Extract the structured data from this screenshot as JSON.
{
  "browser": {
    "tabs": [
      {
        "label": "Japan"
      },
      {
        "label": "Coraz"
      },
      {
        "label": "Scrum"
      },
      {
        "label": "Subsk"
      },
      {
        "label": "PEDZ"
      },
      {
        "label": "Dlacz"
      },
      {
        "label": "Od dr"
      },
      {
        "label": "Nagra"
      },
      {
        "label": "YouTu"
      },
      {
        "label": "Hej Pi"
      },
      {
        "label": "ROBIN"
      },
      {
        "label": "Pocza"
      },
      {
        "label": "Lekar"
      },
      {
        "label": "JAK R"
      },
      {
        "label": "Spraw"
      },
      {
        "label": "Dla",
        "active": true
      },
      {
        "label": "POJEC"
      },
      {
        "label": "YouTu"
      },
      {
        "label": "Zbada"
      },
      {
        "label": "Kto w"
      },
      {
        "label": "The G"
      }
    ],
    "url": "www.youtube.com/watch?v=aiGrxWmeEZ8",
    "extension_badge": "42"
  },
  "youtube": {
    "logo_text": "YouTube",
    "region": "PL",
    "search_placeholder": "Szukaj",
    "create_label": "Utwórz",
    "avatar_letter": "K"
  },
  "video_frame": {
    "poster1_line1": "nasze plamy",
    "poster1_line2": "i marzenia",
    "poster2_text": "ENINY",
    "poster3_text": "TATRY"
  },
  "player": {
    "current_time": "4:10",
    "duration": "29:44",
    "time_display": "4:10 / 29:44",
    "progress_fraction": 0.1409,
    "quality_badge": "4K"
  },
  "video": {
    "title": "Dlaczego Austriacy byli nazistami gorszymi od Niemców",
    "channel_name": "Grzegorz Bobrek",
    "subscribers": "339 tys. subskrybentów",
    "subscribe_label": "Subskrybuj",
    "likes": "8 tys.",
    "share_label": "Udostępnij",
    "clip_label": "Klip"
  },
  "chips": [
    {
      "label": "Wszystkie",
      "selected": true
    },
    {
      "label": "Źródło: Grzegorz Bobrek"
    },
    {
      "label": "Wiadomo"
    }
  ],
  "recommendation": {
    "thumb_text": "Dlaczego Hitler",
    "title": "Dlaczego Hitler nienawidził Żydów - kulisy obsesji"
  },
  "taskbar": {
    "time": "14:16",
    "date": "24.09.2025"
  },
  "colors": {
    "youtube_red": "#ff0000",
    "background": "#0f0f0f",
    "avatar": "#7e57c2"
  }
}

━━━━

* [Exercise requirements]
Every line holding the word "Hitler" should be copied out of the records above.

* [The answer]
    "thumb_text": "Dlaczego Hitler",
    "title": "Dlaczego Hitler nienawidził Żydów - kulisy obsesji"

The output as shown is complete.